The Love South Africa group on Flickr is constantly updated with fantastic images taken all over the country. Why not share your pictures, too?
Each week we choose photos from this group to showcase on our blog. This week we celebrate South Africa's stunning street art. Popular and recurring themes are history, culture and identity, as in the image below.
These creative forms of expression were born at a time when people could not express themselves due to oppressive systems that did not allow it. As talented Cape Town-born artist Mak1one says '... [it is] an incredibly powerful [art form] that has been used globally to engage with and speak on behalf of disenfranchised communities for decades...'.
Now street art is going mainstream on walls, houses and in public places; and through cultural exchanges between local and international artists and initiatives to get artists to collaborate in making a difference in various communities. Graffiti and street art bring people together, be it through the messaging or through the conversations that are started near the pieces, as in the photo below.
The Viva Foundation Township Art Project is one of several initiatives that use art to uplift communities. The project is based in the Alaska Informal Settlement in Mamelodi East, Pretoria, and is about 'creating a living art gallery', says CEO Meleney Kriel.
Artists like Solo One (who painted the image above) and Daisy (who painted the image below) have given their free time to this project. The Viva Foundation says art uplifts areas and attracts tourists, which in turn stimulates the local economy. The project also involves mentorship of local artists and recently held a festival in the Western Cape.
Cape Town's Woodstock area features many such works by local and international graffiti artists. United Kingdom-born artist Louis Masai Michel is concerned with wildlife and his art often raises awareness about species at risk. He spent time in Woodstock creating this Rothschild giraffe. Masai's work speaks to graffiti's roots of giving voice to the voiceless, in this instance, on behalf of endangered animals.
Side Street Studios, also in Woodstock, is a huge supporter of this art form and has given artists like DALEast, Nard and A.Dub free reign on its walls. For more information on Side Street Studios and some information on Cape Town-based artist DALEast and a few other graffiti artists, visit the Side Street Studios website.
Falko one, or Falko, whose work is featured at the Human Settlements Contact Centre in Manenberg, Cape Town, is one of the most famous street artists in the country and many young artists credit their interest and inspiration to him. His work can be found across the country and he often collaborates with other local artists, such as South African-born Rasty.
Part of the Once Upon a Town project, a collaboration between Falko and Rasty, this image was done in Pella in the Northern Cape. Rasty says the project was about '2 artists, 2 towns, 16 days, 40 walls, 10 split pieces' and this painting was done on the first day. Rasty is also the founder of an annual festival called the City of Gold Urban Art Festival, which aims to promote Johannesburg as a street-art destination.
Another great collaboration is this work (below) by popular Cape Town-based artists Faith47, Mak1one and Os Gemeos, a reminder that art is not simply made to be placed on walls in galleries and only seen by those who can afford it. Art and beauty are for everyone, to be enjoyed by all.

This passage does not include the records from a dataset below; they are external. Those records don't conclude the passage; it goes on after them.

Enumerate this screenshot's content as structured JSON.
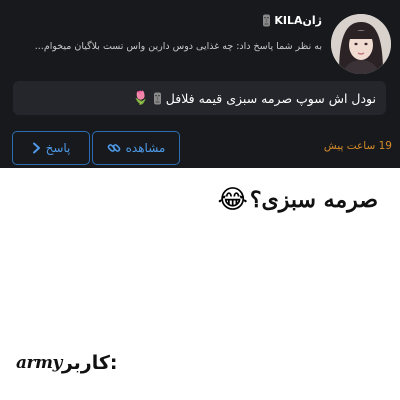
{
  "notification": {
    "username": "KILAژان",
    "message": "به نظر شما پاسخ داد: چه غذایی دوس دارین واس تست بلاگیان میخوام...",
    "quote": "نودل اش سوپ صرمه سبزی قیمه فلافل",
    "time": "19 ساعت پیش"
  },
  "buttons": {
    "reply_label": "پاسخ",
    "view_label": "مشاهده"
  },
  "icons": {
    "idol": "moai-icon",
    "quote_emoji": "tulip-icon",
    "reply": "chevron-right-icon",
    "view": "link-icon",
    "caption_emoji": "tears-of-joy-icon"
  },
  "colors": {
    "panel_bg": "#17191d",
    "quote_bg": "#24262b",
    "button_border": "#2c6db3",
    "button_text": "#4e9ae8",
    "time_text": "#d38a2a"
  },
  "caption": {
    "text": "صرمه سبزی؟"
  },
  "signature": {
    "user_label": "کاربر:",
    "army": "army"
  }
}
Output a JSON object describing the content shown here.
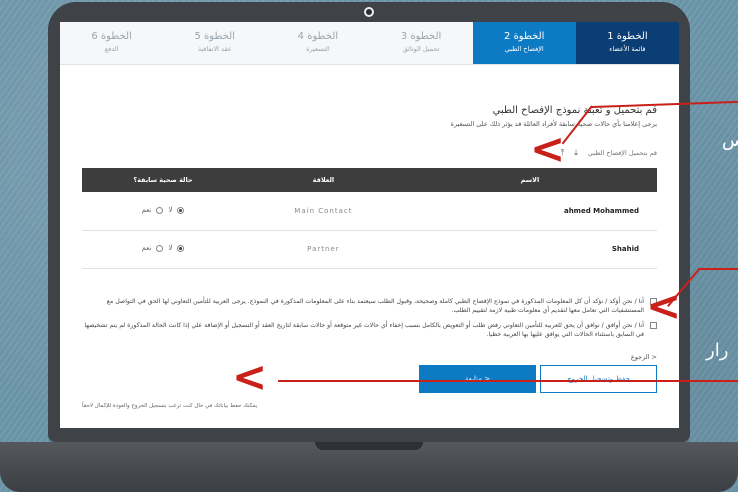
{
  "stepper": {
    "steps": [
      {
        "title": "الخطوة 1",
        "sub": "قائمة الأعضاء",
        "state": "done"
      },
      {
        "title": "الخطوة 2",
        "sub": "الإفصاح الطبي",
        "state": "active"
      },
      {
        "title": "الخطوة 3",
        "sub": "تحميل الوثائق",
        "state": "idle"
      },
      {
        "title": "الخطوة 4",
        "sub": "التسعيرة",
        "state": "idle"
      },
      {
        "title": "الخطوة 5",
        "sub": "عقد الاتفاقية",
        "state": "idle"
      },
      {
        "title": "الخطوة 6",
        "sub": "الدفع",
        "state": "idle"
      }
    ]
  },
  "content": {
    "title": "قم بتحميل و تعبئة نموذج الإفصاح الطبي",
    "subtitle": "يرجى إعلامنا بأي حالات صحية سابقة لأفراد العائلة قد يؤثر ذلك على التسعيرة",
    "upload_label": "قم بتحميل الإفصاح الطبي"
  },
  "table": {
    "headers": [
      "الاسم",
      "العلاقة",
      "حالة صحية سابقة؟"
    ],
    "rows": [
      {
        "name": "ahmed Mohammed",
        "relation": "Main Contact",
        "yes": "نعم",
        "no": "لا"
      },
      {
        "name": "Shahid",
        "relation": "Partner",
        "yes": "نعم",
        "no": "لا"
      }
    ]
  },
  "declarations": [
    "أنا / نحن أؤكد / نؤكد أن كل المعلومات المذكورة في نموذج الإفصاح الطبي كاملة وصحيحة، وقبول الطلب سيعتمد بناء على المعلومات المذكورة في النموذج. يرجى العربية للتأمين التعاوني لها الحق في التواصل مع المستشفيات التي تعامل معها لتقديم أي معلومات طبية لازمة لتقييم الطلب.",
    "أنا / نحن أوافق / نوافق أن يحق للعربية للتأمين التعاوني رفض طلب أو التعويض بالكامل بسبب إخفاء أي حالات غير متوقعة أو حالات سابقة لتاريخ العقد أو التسجيل أو الإضافة علي إذا كانت الحالة المذكورة لم يتم تشخيصها في السابق باستثناء الحالات التي يوافق عليها بها العربية خطيا."
  ],
  "back_label": "< الرجوع",
  "buttons": {
    "continue": "متابعة >",
    "save": "حفظ وتسجيل الخروج"
  },
  "footnote": "يمكنك حفظ بياناتك في حال كنت ترغب بتسجيل الخروج والعودة للإكمال لاحقاً",
  "edge_text": {
    "right_top": "س",
    "right_bottom": "رار"
  },
  "colors": {
    "active_step": "#0d7ac4",
    "done_step": "#0a3e74",
    "annotation": "#c9201a",
    "table_header": "#3d3d3d"
  }
}
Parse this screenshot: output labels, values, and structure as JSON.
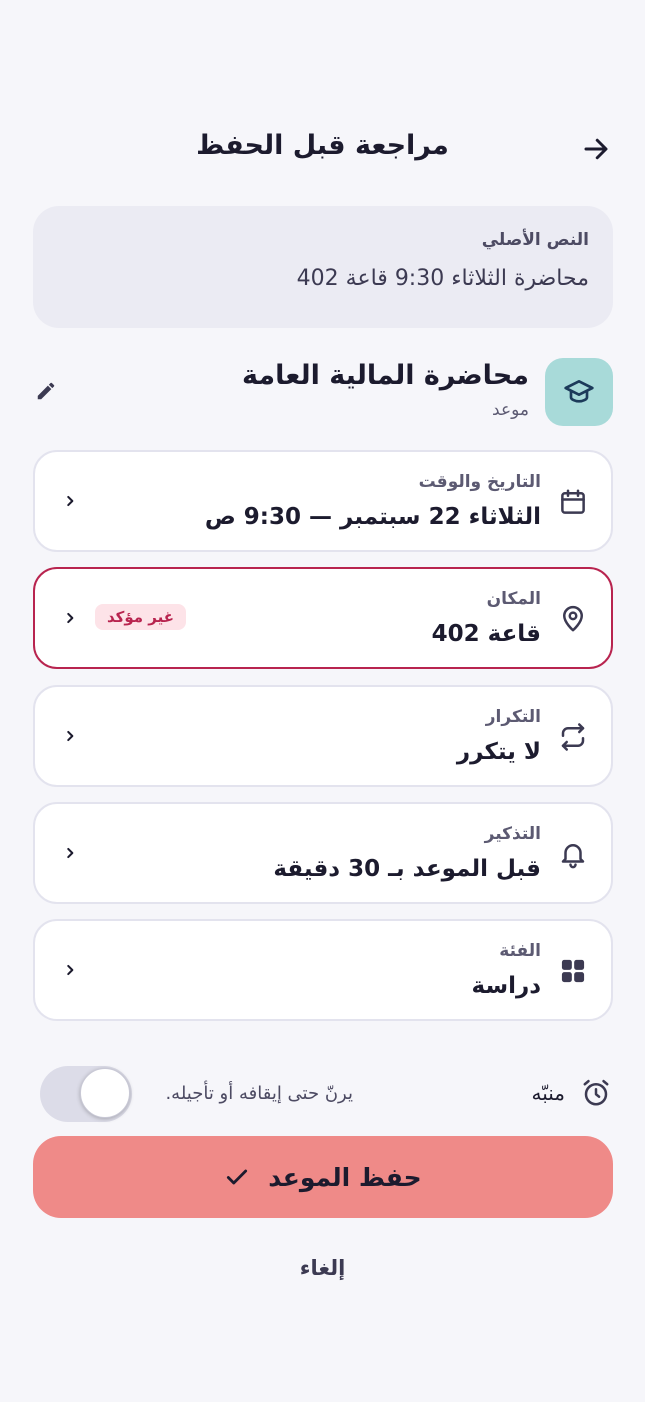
{
  "header": {
    "title": "مراجعة قبل الحفظ"
  },
  "original": {
    "label": "النص الأصلي",
    "text": "محاضرة الثلاثاء 9:30 قاعة 402"
  },
  "event": {
    "title": "محاضرة المالية العامة",
    "type": "موعد",
    "icon": "graduation-cap-icon",
    "accent": "#a8dad9"
  },
  "fields": [
    {
      "label": "التاريخ والوقت",
      "value": "الثلاثاء 22 سبتمبر — 9:30 ص",
      "icon": "calendar-icon"
    },
    {
      "label": "المكان",
      "value": "قاعة 402",
      "icon": "location-pin-icon",
      "badge": "غير مؤكد",
      "warning_color": "#b8244f"
    },
    {
      "label": "التكرار",
      "value": "لا يتكرر",
      "icon": "repeat-icon"
    },
    {
      "label": "التذكير",
      "value": "قبل الموعد بـ 30 دقيقة",
      "icon": "bell-icon"
    },
    {
      "label": "الفئة",
      "value": "دراسة",
      "icon": "grid-icon"
    }
  ],
  "alarm": {
    "label": "منبّه",
    "description": "يرنّ حتى إيقافه أو تأجيله.",
    "enabled": false
  },
  "actions": {
    "save": "حفظ الموعد",
    "cancel": "إلغاء",
    "save_color": "#ef8a88"
  }
}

Mak1one, who describes himself a 'socially aware artist', uses his work to inspire those living in disadvantaged communities to pursue their dreams and talent, and this piece, celebrating former president Nelson Mandela, is a great example of that. He grew up in Mitchells Plain, a community on the Cape Flats, and he says that discovering the expressive medium of graffiti art in the late 1980s was liberating: 'It empowered me to express who I was and what I was thinking.'
Not all street artists get full credit, though. This fantastic piece in Durban has since been removed from a wall on the corner of Argyle Road (now Sandile Thusi Road) and Cowey Road (now Problem Mkhize Road). Nevertheless, it stands as a vivid example of the uplifting power of art.
Sadly, we could not feature all the wonderful and talented artists in this country and their amazing work. Instead we invite you to come to South Africa, discover new pieces, spend money and help stimulate the local economy, then share your photos with the Love South Africa group.